Input data:
•••
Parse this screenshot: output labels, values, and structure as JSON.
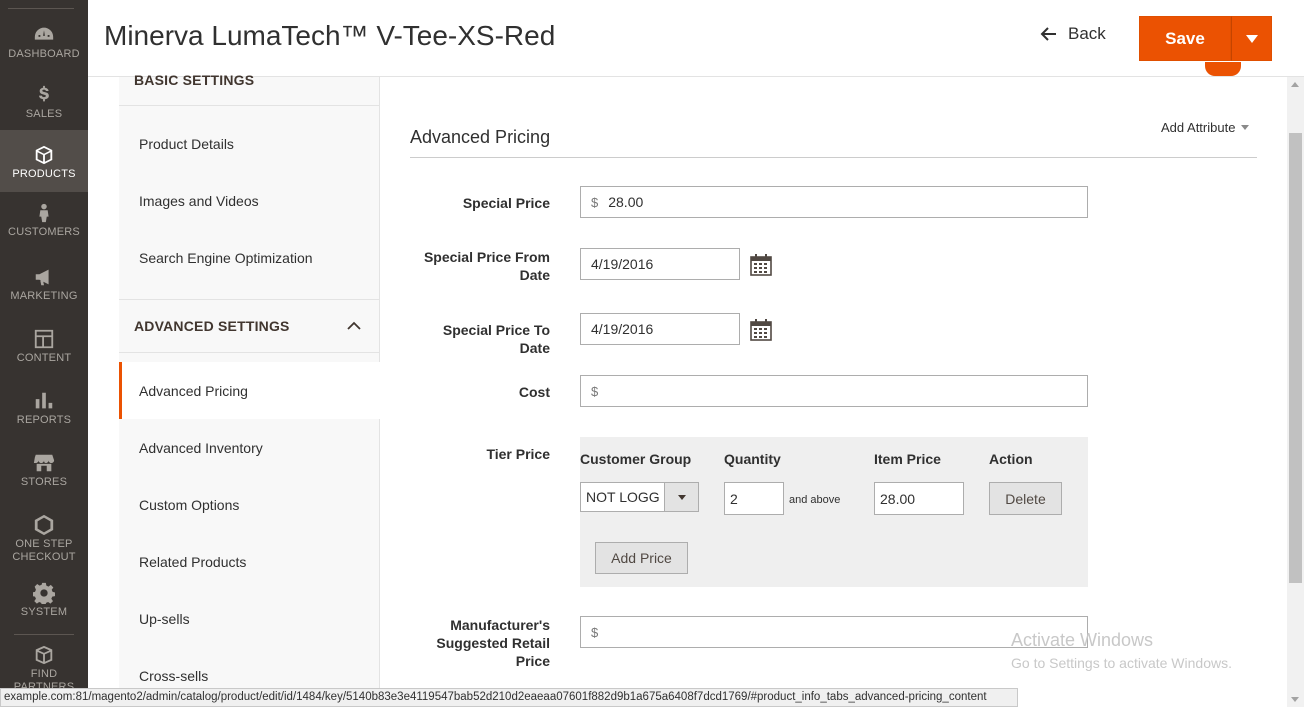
{
  "header": {
    "title": "Minerva LumaTech™ V-Tee-XS-Red",
    "back_label": "Back",
    "save_label": "Save"
  },
  "admin_nav": [
    {
      "label": "DASHBOARD",
      "icon": "dashboard-icon"
    },
    {
      "label": "SALES",
      "icon": "dollar-icon"
    },
    {
      "label": "PRODUCTS",
      "icon": "cube-icon",
      "active": true
    },
    {
      "label": "CUSTOMERS",
      "icon": "person-icon"
    },
    {
      "label": "MARKETING",
      "icon": "megaphone-icon"
    },
    {
      "label": "CONTENT",
      "icon": "layout-icon"
    },
    {
      "label": "REPORTS",
      "icon": "bar-chart-icon"
    },
    {
      "label": "STORES",
      "icon": "storefront-icon"
    },
    {
      "label_line1": "ONE STEP",
      "label_line2": "CHECKOUT",
      "icon": "hexagon-icon"
    },
    {
      "label": "SYSTEM",
      "icon": "gear-icon"
    },
    {
      "label": "FIND PARTNERS",
      "icon": "box-icon"
    }
  ],
  "side_tabs": {
    "basic_heading": "BASIC SETTINGS",
    "basic_items": [
      "Product Details",
      "Images and Videos",
      "Search Engine Optimization"
    ],
    "advanced_heading": "ADVANCED SETTINGS",
    "advanced_items": [
      "Advanced Pricing",
      "Advanced Inventory",
      "Custom Options",
      "Related Products",
      "Up-sells",
      "Cross-sells"
    ]
  },
  "advanced_pricing": {
    "title": "Advanced Pricing",
    "add_attribute": "Add Attribute",
    "special_price_label": "Special Price",
    "special_price_value": "28.00",
    "currency": "$",
    "from_label_line1": "Special Price From",
    "from_label_line2": "Date",
    "from_value": "4/19/2016",
    "to_label": "Special Price To Date",
    "to_value": "4/19/2016",
    "cost_label": "Cost",
    "cost_value": "",
    "tier_label": "Tier Price",
    "tier": {
      "col_group": "Customer Group",
      "col_qty": "Quantity",
      "col_price": "Item Price",
      "col_action": "Action",
      "group_value": "NOT LOGG",
      "qty_value": "2",
      "and_above": "and above",
      "price_value": "28.00",
      "delete_label": "Delete",
      "add_price_label": "Add Price"
    },
    "msrp_label_line1": "Manufacturer's",
    "msrp_label_line2": "Suggested Retail",
    "msrp_label_line3": "Price",
    "msrp_value": ""
  },
  "watermark": {
    "line1": "Activate Windows",
    "line2": "Go to Settings to activate Windows."
  },
  "status_url": "example.com:81/magento2/admin/catalog/product/edit/id/1484/key/5140b83e3e4119547bab52d210d2eaeaa07601f882d9b1a675a6408f7dcd1769/#product_info_tabs_advanced-pricing_content",
  "colors": {
    "accent": "#eb5202",
    "nav_bg": "#373330"
  }
}
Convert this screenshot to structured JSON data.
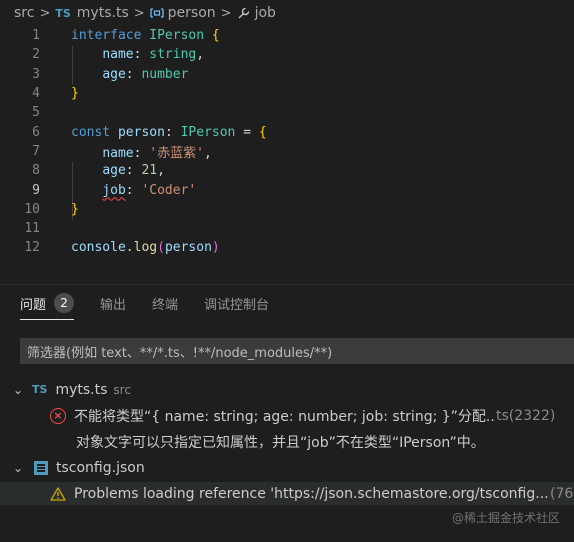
{
  "breadcrumb": {
    "folder": "src",
    "file_badge": "TS",
    "file": "myts.ts",
    "symbol": "person",
    "property": "job"
  },
  "editor": {
    "line_numbers": [
      "1",
      "2",
      "3",
      "4",
      "5",
      "6",
      "7",
      "8",
      "9",
      "10",
      "11",
      "12"
    ],
    "active_line": "9"
  },
  "panel": {
    "tabs": [
      {
        "label": "问题",
        "count": "2"
      },
      {
        "label": "输出"
      },
      {
        "label": "终端"
      },
      {
        "label": "调试控制台"
      }
    ],
    "filter_placeholder": "筛选器(例如 text、**/*.ts、!**/node_modules/**)",
    "groups": [
      {
        "file_badge": "TS",
        "file": "myts.ts",
        "dir": "src",
        "error_line1": "不能将类型“{ name: string; age: number; job: string; }”分配...",
        "error_source": "ts(2322)",
        "error_line2": "对象文字可以只指定已知属性，并且“job”不在类型“IPerson”中。"
      },
      {
        "file": "tsconfig.json",
        "warning": "Problems loading reference 'https://json.schemastore.org/tsconfig...",
        "warning_source": "(76"
      }
    ]
  },
  "watermark": "@稀土掘金技术社区",
  "colors": {
    "error": "#f14c4c",
    "warning": "#cca700",
    "ts": "#519aba"
  }
}
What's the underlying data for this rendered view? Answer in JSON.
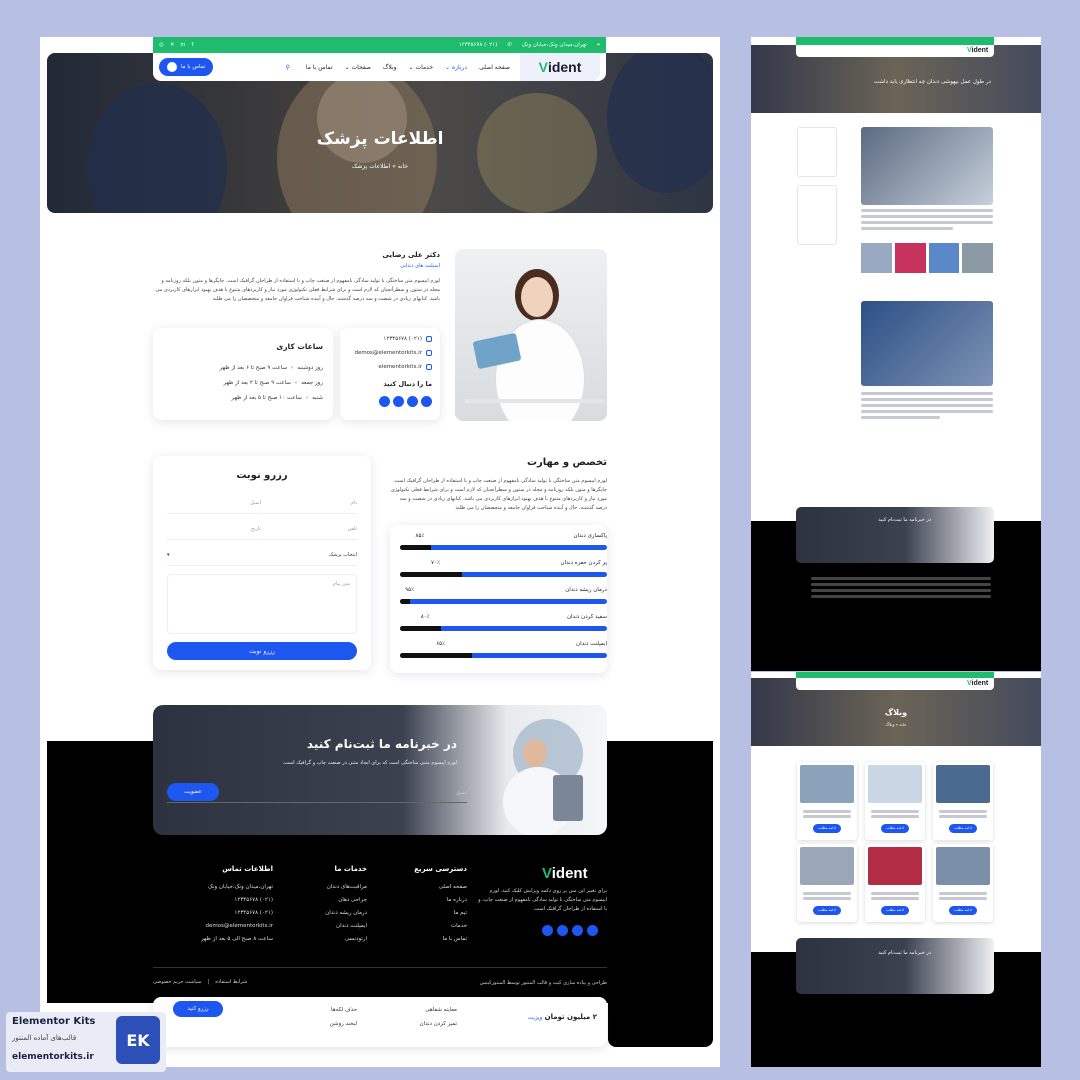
{
  "brand": {
    "logo_v": "V",
    "logo_rest": "ident",
    "accent": "#1e56f0",
    "green": "#1ebc6c"
  },
  "topbar": {
    "address": "تهران،میدان ونک،خیابان ونک",
    "phone": "(۰۲۱) ۱۲۳۴۵۶۷۸",
    "social": [
      "facebook-icon",
      "linkedin-icon",
      "x-icon",
      "instagram-icon"
    ]
  },
  "nav": {
    "items": [
      "صفحه اصلی",
      "درباره",
      "خدمات",
      "وبلاگ",
      "صفحات",
      "تماس با ما"
    ],
    "active": "درباره",
    "cta": "تماس با ما"
  },
  "hero": {
    "title": "اطلاعات پزشک",
    "crumb_home": "خانه",
    "crumb_sep": "»",
    "crumb_current": "اطلاعات پزشک"
  },
  "doctor": {
    "name": "دکتر علی رضایی",
    "role": "ایمپلنت های دندانی",
    "bio": "لورم ایپسوم متن ساختگی با تولید سادگی نامفهوم از صنعت چاپ و با استفاده از طراحان گرافیک است. چاپگرها و متون بلکه روزنامه و مجله در ستون و سطرآنچنان که لازم است و برای شرایط فعلی تکنولوژی مورد نیاز و کاربردهای متنوع با هدف بهبود ابزارهای کاربردی می باشد. کتابهای زیادی در شصت و سه درصد گذشته، حال و آینده شناخت فراوان جامعه و متخصصان را می طلبد",
    "phone": "(۰۲۱) ۱۲۳۴۵۶۷۸",
    "email": "demos@elementorkits.ir",
    "site": "elementorkits.ir",
    "follow": "ما را دنبال کنید"
  },
  "hours": {
    "title": "ساعات کاری",
    "rows": [
      {
        "day": "روز دوشنبه",
        "time": "ساعت ۹ صبح تا ۶ بعد از ظهر"
      },
      {
        "day": "روز جمعه",
        "time": "ساعت ۹ صبح تا ۲ بعد از ظهر"
      },
      {
        "day": "شنبه",
        "time": "ساعت ۱۰ صبح تا ۵ بعد از ظهر"
      }
    ]
  },
  "skills": {
    "title": "تخصص و مهارت",
    "intro": "لورم ایپسوم متن ساختگی با تولید سادگی نامفهوم از صنعت چاپ و با استفاده از طراحان گرافیک است. چاپگرها و متون بلکه روزنامه و مجله در ستون و سطرآنچنان که لازم است و برای شرایط فعلی تکنولوژی مورد نیاز و کاربردهای متنوع با هدف بهبود ابزارهای کاربردی می باشد. کتابهای زیادی در شصت و سه درصد گذشته، حال و آینده شناخت فراوان جامعه و متخصصان را می طلبد",
    "items": [
      {
        "label": "پاکسازی دندان",
        "value": 85,
        "text": "۸۵٪"
      },
      {
        "label": "پر کردن حفره دندان",
        "value": 70,
        "text": "۷۰٪"
      },
      {
        "label": "درمان ریشه دندان",
        "value": 95,
        "text": "۹۵٪"
      },
      {
        "label": "سفید کردن دندان",
        "value": 80,
        "text": "۸۰٪"
      },
      {
        "label": "ایمپلنت دندان",
        "value": 65,
        "text": "۶۵٪"
      }
    ]
  },
  "booking": {
    "title": "رزرو نوبت",
    "name": "نام",
    "email": "ایمیل",
    "phone": "تلفن",
    "date": "تاریخ",
    "doctor": "انتخاب پزشک",
    "message": "متن پیام",
    "submit": "رزرو نوبت"
  },
  "newsletter": {
    "title": "در خبرنامه ما ثبت‌نام کنید",
    "text": "لورم ایپسوم متنی ساختگی است که برای ایجاد متنی در صنعت چاپ و گرافیک است.",
    "placeholder": "ایمیل",
    "button": "عضویت"
  },
  "footer": {
    "about": "برای تغییر این متن بر روی دکمه ویرایش کلیک کنید. لورم ایپسوم متن ساختگی با تولید سادگی نامفهوم از صنعت چاپ، و با استفاده از طراحان گرافیک است.",
    "quick_title": "دسترسی سریع",
    "quick": [
      "صفحه اصلی",
      "درباره ما",
      "تیم ما",
      "خدمات",
      "تماس با ما"
    ],
    "services_title": "خدمات ما",
    "services": [
      "مراقبت‌های دندان",
      "جراحی دهان",
      "درمان ریشه دندان",
      "ایمپلنت دندان",
      "ارتودنسی"
    ],
    "contact_title": "اطلاعات تماس",
    "contact": [
      "تهران،میدان ونک،خیابان ونک",
      "(۰۲۱) ۱۲۳۴۵۶۷۸",
      "(۰۲۱) ۱۲۳۴۵۶۷۸",
      "demos@elementorkits.ir",
      "ساعت ۸ صبح الی ۵ بعد از ظهر"
    ],
    "copyright": "طراحی و پیاده سازی کیت و قالب المنتور توسط المنتورکیتس",
    "terms": "شرایط استفاده",
    "privacy": "سیاست حریم خصوصی"
  },
  "peek": {
    "price": "۲ میلیون تومان",
    "price_suffix": "ویزیت",
    "items": [
      "معاینه شفاهی",
      "حذف لکه‌ها",
      "تمیز کردن دندان",
      "لبخند روشن"
    ],
    "button": "رزرو کنید"
  },
  "blog_preview": {
    "title": "وبلاگ",
    "crumb": "خانه » وبلاگ",
    "post_title": "در طول عمل بیهوشی دندان چه انتظاری باید داشت",
    "cta": "ادامه مطلب"
  },
  "watermark": {
    "line1": "Elementor Kits",
    "line2": "قالب‌های آماده المنتور",
    "line3": "elementorkits.ir"
  }
}
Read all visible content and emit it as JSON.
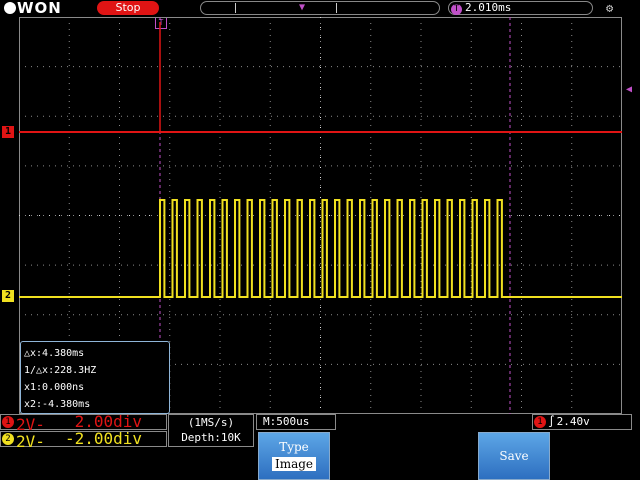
{
  "brand": {
    "logo_text": "WON"
  },
  "topbar": {
    "run_state": "Stop",
    "time_offset": "2.010ms",
    "trigger_marker_letter": "T"
  },
  "channels": {
    "ch1": {
      "marker": "1",
      "label": "2V-",
      "scale": "2.00div",
      "color": "#e01414"
    },
    "ch2": {
      "marker": "2",
      "label": "2V-",
      "scale": "-2.00div",
      "color": "#f0e020"
    }
  },
  "measurements": {
    "delta_x": "△x:4.380ms",
    "inv_delta_x": "1/△x:228.3HZ",
    "x1": "x1:0.000ns",
    "x2": "x2:-4.380ms"
  },
  "acquisition": {
    "sample_rate": "(1MS/s)",
    "depth": "Depth:10K",
    "timebase": "M:500us"
  },
  "trigger": {
    "source": "1",
    "level": "2.40v"
  },
  "menu": {
    "type_caption": "Type",
    "type_option": "Image",
    "save_label": "Save"
  },
  "waveform": {
    "pulse_count": 28,
    "colors": {
      "ch1": "#e01414",
      "ch2": "#f0e020",
      "cursor": "#c050c8",
      "grid": "#8a8a8a"
    }
  }
}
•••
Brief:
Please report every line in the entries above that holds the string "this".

Exercise output:
Parse this screenshot: output labels, values, and structure as JSON.
Convert this screenshot to structured JSON data.
What's the underlying data for this rendered view? Answer in JSON.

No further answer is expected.